Now that the U.S. Supreme Court has upheld President Donald Trump’s Travel Ban in Trump v. Hawaii, it is important to think about some of the consequences the ban will have on various industries that rely on employing individuals from the affected countries: Iran, Libya, North Korea, Somalia, Syria, Venezuela, and Yemen. Healthcare is one of those.
The U.S. is already facing shortages of doctors, nurses, and home health aides – especially in more rural areas of the country. The Migration Policy Institute has reported that 30% of all physicians and surgeons are immigrants. Syria and Iran rank 6th and 10th, respectively, of the top 10 countries that “supply” these doctors.
The Association of American Medical Colleges (AAMC), joined by more than 30 other organizations, filed an amicus brief in Trump v. Hawaii supporting their shared view that “[i]nternational health professionals provide essential care in teaching hospitals and their communities, particularly for rural and underserved populations,” and that excluding them “compromises the health security of the nation.” Certain specialties are more heavily populated by foreign-born physicians: geriatric medicine (50%), nephrology (almost 50%), internal medicine (close to 40%), and psychiatry (30%). There is some agreement among those in the industry that these specialties are less attractive to U.S.-born medical students because these fields are less financially lucrative, particularly when the jobs are outside of urban centers. There has been recent particular focus on this trend in psychiatry.

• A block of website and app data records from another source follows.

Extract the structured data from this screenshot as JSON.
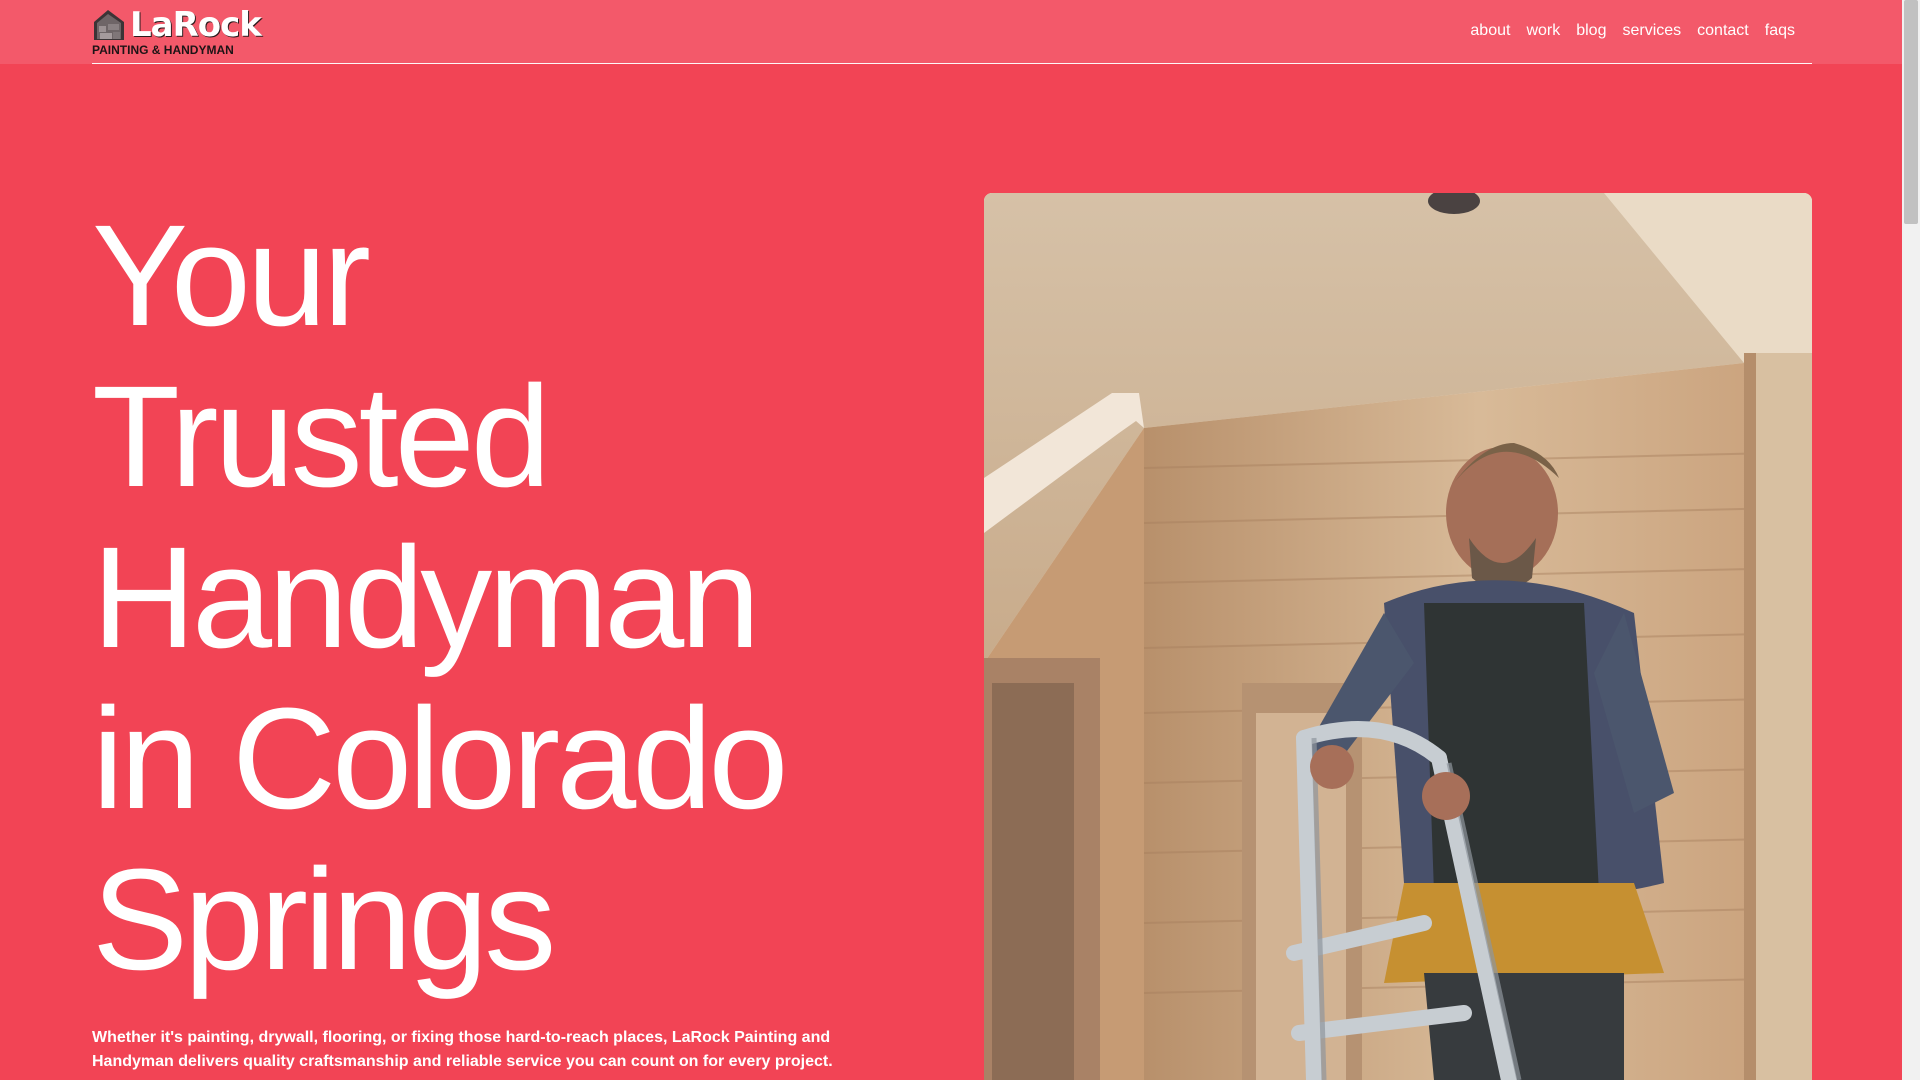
{
  "brand": {
    "name": "LaRock",
    "tagline": "PAINTING & HANDYMAN",
    "logo_icon": "stone-house-icon",
    "logo_color": "#2b2426"
  },
  "nav": {
    "items": [
      {
        "label": "about"
      },
      {
        "label": "work"
      },
      {
        "label": "blog"
      },
      {
        "label": "services"
      },
      {
        "label": "contact"
      },
      {
        "label": "faqs"
      }
    ]
  },
  "hero": {
    "title_lines": [
      "Your",
      "Trusted",
      "Handyman",
      "in Colorado",
      "Springs"
    ],
    "description": "Whether it's painting, drywall, flooring, or fixing those hard-to-reach places, LaRock Painting and Handyman delivers quality craftsmanship and reliable service you can count on for every project.",
    "image_subject": "handyman-on-ladder-photo"
  },
  "colors": {
    "background": "#f24455",
    "header_background": "#f3596a",
    "text": "#ffffff"
  }
}
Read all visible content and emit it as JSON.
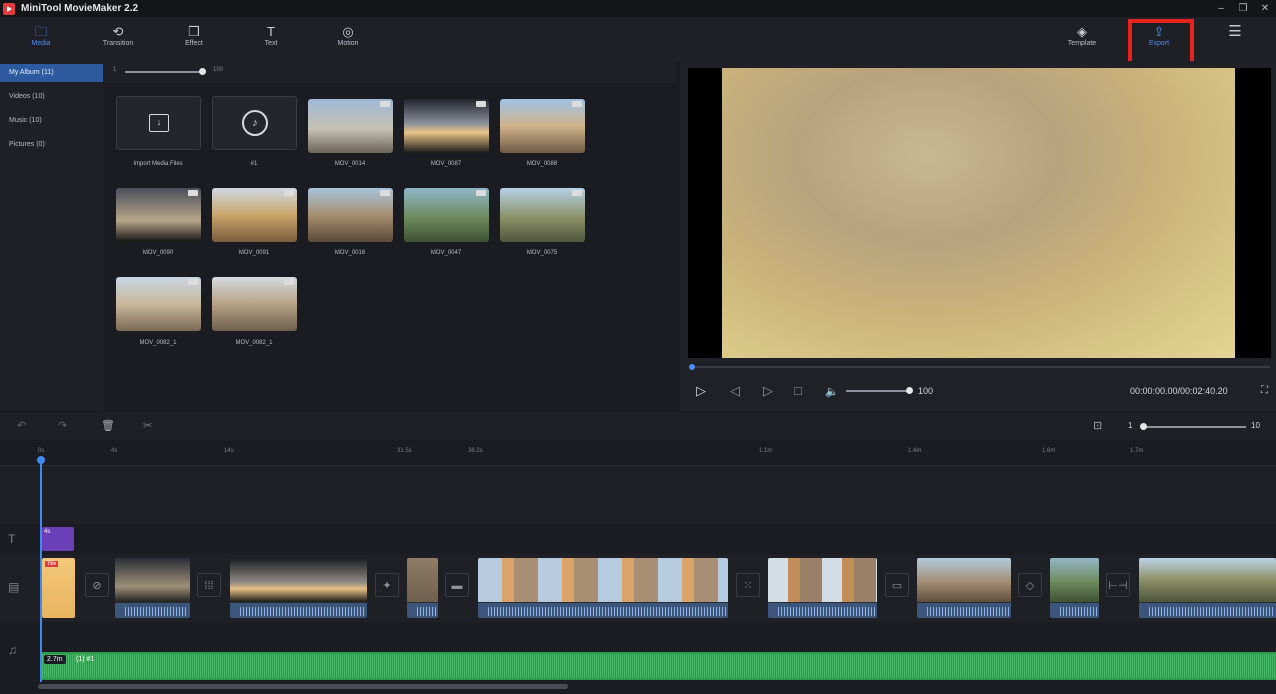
{
  "app": {
    "title": "MiniTool MovieMaker 2.2"
  },
  "toolbar": {
    "media": "Media",
    "transition": "Transition",
    "effect": "Effect",
    "text": "Text",
    "motion": "Motion",
    "template": "Template",
    "export": "Export"
  },
  "sidebar": {
    "items": [
      {
        "label": "My Album (11)"
      },
      {
        "label": "Videos (10)"
      },
      {
        "label": "Music (10)"
      },
      {
        "label": "Pictures (0)"
      }
    ]
  },
  "media_zoom": {
    "min": "1",
    "max": "100"
  },
  "media": {
    "items": [
      {
        "label": "Import Media Files"
      },
      {
        "label": "#1"
      },
      {
        "label": "MOV_0014"
      },
      {
        "label": "MOV_0087"
      },
      {
        "label": "MOV_0088"
      },
      {
        "label": "MOV_0090"
      },
      {
        "label": "MOV_0091"
      },
      {
        "label": "MOV_0016"
      },
      {
        "label": "MOV_0047"
      },
      {
        "label": "MOV_0075"
      },
      {
        "label": "MOV_0082_1"
      },
      {
        "label": "MOV_0082_1"
      }
    ]
  },
  "player": {
    "volume": "100",
    "timecode": "00:00:00.00/00:02:40.20",
    "progress": 0.0
  },
  "timeline": {
    "ruler_ticks": [
      "0s",
      "4s",
      "14s",
      "31.5s",
      "36.2s",
      "1.1m",
      "1.4m",
      "1.6m",
      "1.7m"
    ],
    "zoom_min": "1",
    "zoom_max": "10",
    "text_clip": "4s",
    "title_clip_tag": "Title",
    "audio_length": "2.7m",
    "audio_name": "(1) #1"
  },
  "colors": {
    "accent": "#4c8df6",
    "export_highlight": "#e8231f",
    "audio": "#2f9a4e"
  }
}
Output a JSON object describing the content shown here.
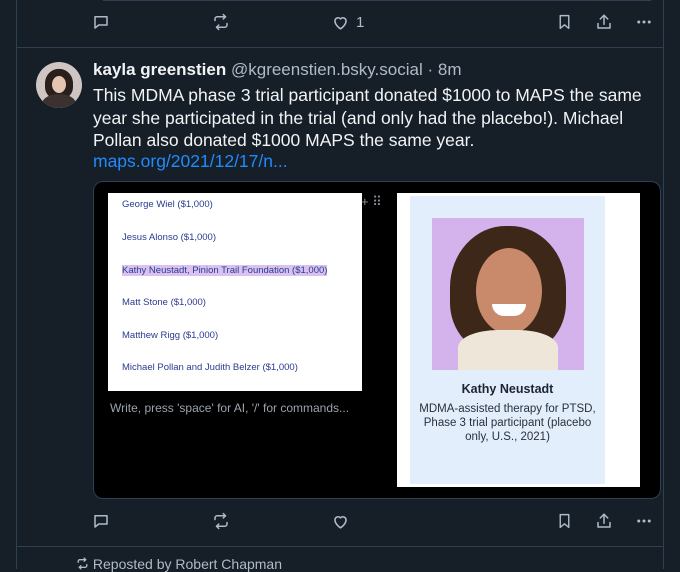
{
  "prev_post": {
    "like_count": "1"
  },
  "post": {
    "author": "kayla greenstien",
    "handle": "@kgreenstien.bsky.social",
    "separator": "·",
    "time": "8m",
    "text": "This MDMA phase 3 trial participant donated $1000 to MAPS the same year she participated in the trial (and only had the placebo!). Michael Pollan also donated $1000 MAPS the same year.",
    "link": "maps.org/2021/12/17/n..."
  },
  "media": {
    "donors": [
      "George Wiel ($1,000)",
      "Jesus Alonso ($1,000)",
      "Kathy Neustadt, Pinion Trail Foundation ($1,000)",
      "Matt Stone ($1,000)",
      "Matthew Rigg ($1,000)",
      "Michael Pollan and Judith Belzer ($1,000)"
    ],
    "editor_tools": "+ ⠿",
    "editor_placeholder": "Write, press 'space' for AI, '/' for commands...",
    "card_name": "Kathy Neustadt",
    "card_desc": "MDMA-assisted therapy for PTSD, Phase 3 trial participant (placebo only, U.S., 2021)"
  },
  "repost_label": "Reposted by Robert Chapman",
  "icons": [
    "reply-icon",
    "repost-icon",
    "like-icon",
    "bookmark-icon",
    "share-icon",
    "more-icon",
    "repost-small-icon"
  ],
  "colors": {
    "background": "#161e27",
    "text": "#f1f3f5",
    "muted": "#aebbc9",
    "link": "#208bfe",
    "border": "#2e4052"
  }
}
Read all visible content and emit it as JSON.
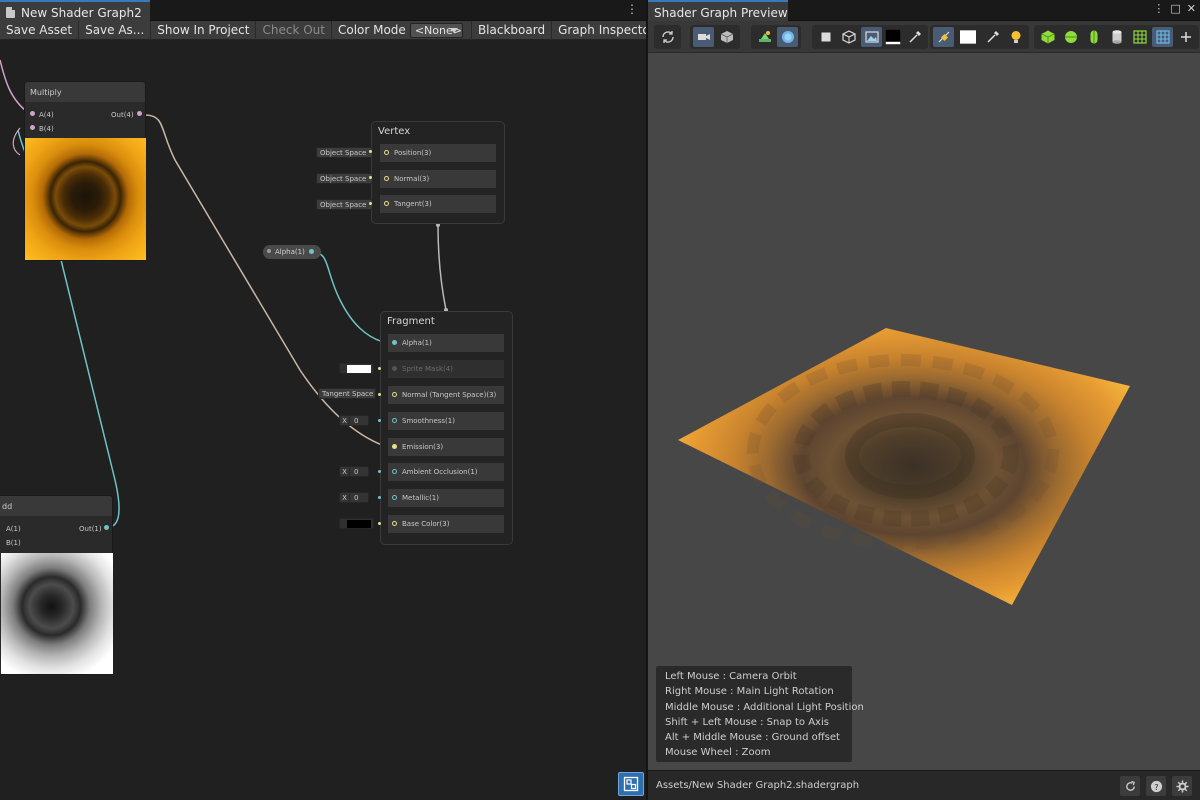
{
  "left_window": {
    "tab_title": "New Shader Graph2",
    "menu_icon": "kebab-menu-icon"
  },
  "toolbar": {
    "save_asset": "Save Asset",
    "save_as": "Save As...",
    "show_in_project": "Show In Project",
    "check_out": "Check Out",
    "color_mode_label": "Color Mode",
    "color_mode_value": "<None>",
    "blackboard": "Blackboard",
    "graph_inspector": "Graph Inspector"
  },
  "graph": {
    "multiply_node": {
      "title": "Multiply",
      "input_a": "A(4)",
      "input_b": "B(4)",
      "output": "Out(4)"
    },
    "add_node": {
      "title": "dd",
      "input_a": "A(1)",
      "input_b": "B(1)",
      "output": "Out(1)"
    },
    "alpha_property": "Alpha(1)",
    "vertex_block": {
      "title": "Vertex",
      "slots": [
        {
          "label": "Position(3)",
          "space": "Object Space"
        },
        {
          "label": "Normal(3)",
          "space": "Object Space"
        },
        {
          "label": "Tangent(3)",
          "space": "Object Space"
        }
      ]
    },
    "fragment_block": {
      "title": "Fragment",
      "slots": [
        {
          "label": "Alpha(1)"
        },
        {
          "label": "Sprite Mask(4)"
        },
        {
          "label": "Normal (Tangent Space)(3)",
          "space": "Tangent Space"
        },
        {
          "label": "Smoothness(1)",
          "x_label": "X",
          "x_value": "0"
        },
        {
          "label": "Emission(3)"
        },
        {
          "label": "Ambient Occlusion(1)",
          "x_label": "X",
          "x_value": "0"
        },
        {
          "label": "Metallic(1)",
          "x_label": "X",
          "x_value": "0"
        },
        {
          "label": "Base Color(3)",
          "swatch_color": "#000000"
        }
      ]
    },
    "wire_colors": {
      "vector4": "#d2a3c8",
      "vector3": "#e4e08a",
      "vector1": "#6ec4c4",
      "flow": "#b8b8b8"
    }
  },
  "right_window": {
    "tab_title": "Shader Graph Preview",
    "controls": [
      "⋮",
      "□",
      "✕"
    ],
    "help_lines": [
      "Left Mouse : Camera Orbit",
      "Right Mouse : Main Light Rotation",
      "Middle Mouse : Additional Light Position",
      "Shift + Left Mouse : Snap to Axis",
      "Alt + Middle Mouse : Ground offset",
      "Mouse Wheel : Zoom"
    ],
    "asset_path": "Assets/New Shader Graph2.shadergraph",
    "toolbar_icons": [
      "refresh-icon",
      "camera-icon",
      "cube-icon",
      "scene-lighting-icon",
      "skybox-icon",
      "square-mesh-icon",
      "cube-mesh-icon",
      "image-icon",
      "background-color-swatch",
      "eyedropper-icon",
      "light-gizmo-icon",
      "white-swatch",
      "eyedropper-icon",
      "light-bulb-icon",
      "cube-green-icon",
      "sphere-icon",
      "capsule-icon",
      "cylinder-icon",
      "grid-icon",
      "grid-blue-icon",
      "add-icon"
    ],
    "accent_color": "#3a79bb"
  }
}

Although the Travel Ban has waiver provisions that theoretically would allow qualified physicians with job offers to apply for and receive visas and enter the U.S., as pointed out by Justice Stephen Breyer in his dissent in Trump v. Hawaii, the waivers are hard to come by and issued unpredictably. Beyond that, Travel Ban 3.0 and its previous iterations have had a chilling effect. Physicians from the affected countries who want to come to the U.S. to pursue their clinical medical training and remain after completion of that training are concerned about whether they can really hope to have a future in the U.S. Questions include:
- Will they be able to enter and then travel freely?
- Will their families be able to join them?
- Will they be separated for long periods of time?
Related, hospitals and clinics are concerned about offering positions to these physicians for similar reasons. The National Resident Matching Program (the “Match”) is the national mechanism through which medical school graduates, whether from U.S. or foreign medical schools, who aspire to do their training in the U.S. rank their chosen graduate medical education programs at which to train. Through that process, medical school graduates ultimately match with training programs, which also rank their chosen or preferred candidates, and prepare to enroll as trainees in those programs. Employers are thus concerned that they could go through the annual Match, plan for the hiring of foreign medical graduates in their training programs, only to later be faced with a situation where those graduates cannot enter the U.S. to start working in their programs.
Of course, at any time, the Administration can remove countries from the Travel Ban list or add countries to that list, thus creating further uncertainty for employers and prospective immigrants.